The sometimes chaotic race-based event, which sees six riders go head-to-head on a steep course with banked turns and jumps, had its share of casualties and the Australians were high on that list.
Bright and Brockhoff were seeded together in the first heat, both pushing their limits as they sought to advance to the semi-finals.
The halfpipe silver medallist was the first to go down - entirely of her own accord.
But she seemed more concerned that she'd wiped out Brockhoff.
"My heart sunk, in my head I was like `I have just taken out my teammate ... I am going down in the history books as the worst Australian ever'," Bright said.
"I was absolutely devastated and when I fell and looked up and she was gone off and still on her feet I breathed a sigh of relief."
Brockhoff rode a shrewd race and progressed through to the last 12.
She was quick out of the blocks, flitting between second and third and looked in a good position to move through to the decider when disaster struck.
Canadian Dominique Maltais squeezed the Victorian out of position, making her lose her edge.
And from there the Olympic campaign of Australia's most outspoken Winter Olympian, who has pushed gay and lesbian rights in the lead up to her first Games, was over.
"I am going to write her (Maltais) a very strongly-worded letter," Brockhoff joked about the incident.
"She just took a really tight line.
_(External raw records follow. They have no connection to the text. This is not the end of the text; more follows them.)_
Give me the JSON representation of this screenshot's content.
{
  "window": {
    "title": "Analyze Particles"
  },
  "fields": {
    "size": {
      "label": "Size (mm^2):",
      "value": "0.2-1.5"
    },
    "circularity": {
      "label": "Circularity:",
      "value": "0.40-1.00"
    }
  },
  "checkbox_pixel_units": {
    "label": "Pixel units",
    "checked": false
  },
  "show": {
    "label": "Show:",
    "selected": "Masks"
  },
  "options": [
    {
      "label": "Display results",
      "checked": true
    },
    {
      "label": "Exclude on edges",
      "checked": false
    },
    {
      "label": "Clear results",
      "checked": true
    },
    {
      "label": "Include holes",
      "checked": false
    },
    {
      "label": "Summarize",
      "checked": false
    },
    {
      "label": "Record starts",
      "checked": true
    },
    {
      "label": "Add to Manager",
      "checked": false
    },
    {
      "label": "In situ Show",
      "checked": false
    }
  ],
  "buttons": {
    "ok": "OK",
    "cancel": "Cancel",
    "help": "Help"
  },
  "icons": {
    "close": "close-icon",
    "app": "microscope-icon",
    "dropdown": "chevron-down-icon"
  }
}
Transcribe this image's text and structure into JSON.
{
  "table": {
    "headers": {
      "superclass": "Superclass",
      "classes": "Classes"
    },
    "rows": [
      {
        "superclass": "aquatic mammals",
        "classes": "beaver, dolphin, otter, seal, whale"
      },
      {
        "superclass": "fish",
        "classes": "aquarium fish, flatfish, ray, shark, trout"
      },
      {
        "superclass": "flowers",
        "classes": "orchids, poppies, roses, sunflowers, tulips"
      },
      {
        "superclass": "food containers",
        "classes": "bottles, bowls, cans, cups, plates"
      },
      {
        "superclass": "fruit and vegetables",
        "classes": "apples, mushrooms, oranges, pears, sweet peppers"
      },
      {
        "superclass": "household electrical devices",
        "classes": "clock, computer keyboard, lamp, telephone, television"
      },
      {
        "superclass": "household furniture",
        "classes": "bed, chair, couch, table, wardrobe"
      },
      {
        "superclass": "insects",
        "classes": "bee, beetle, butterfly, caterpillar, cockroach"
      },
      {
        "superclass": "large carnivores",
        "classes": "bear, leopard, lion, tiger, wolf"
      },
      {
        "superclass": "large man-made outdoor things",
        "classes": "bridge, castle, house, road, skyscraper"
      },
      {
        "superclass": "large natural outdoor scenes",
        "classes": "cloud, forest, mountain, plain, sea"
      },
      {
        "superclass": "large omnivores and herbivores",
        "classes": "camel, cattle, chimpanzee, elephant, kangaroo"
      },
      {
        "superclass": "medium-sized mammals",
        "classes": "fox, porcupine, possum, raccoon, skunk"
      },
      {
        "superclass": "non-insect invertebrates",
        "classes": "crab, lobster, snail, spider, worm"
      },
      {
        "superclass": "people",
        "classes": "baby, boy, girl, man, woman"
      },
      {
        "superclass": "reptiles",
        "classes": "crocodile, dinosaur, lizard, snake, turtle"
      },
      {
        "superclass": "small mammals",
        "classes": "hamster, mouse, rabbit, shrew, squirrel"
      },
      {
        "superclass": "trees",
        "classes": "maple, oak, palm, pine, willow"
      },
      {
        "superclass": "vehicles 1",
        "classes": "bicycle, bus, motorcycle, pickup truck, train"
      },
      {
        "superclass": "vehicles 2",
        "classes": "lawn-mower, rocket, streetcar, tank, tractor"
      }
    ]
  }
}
She's very aggressive on course. A little bit of a flick of her board and hit my board and I just crashed."
Brockhoff was hoping she could recover and re-enter the race but it wasn't to be.
She went on to finish second in the consolation final for an overall finish of eighth.
Bright was officially 18th.
The final was won by the most dominant rider of the day, Czech Eva Samkova.
The sometimes cruel mature of the sport was brought to bear with Maltais coming second.
France's Chloe Trespeuch in third.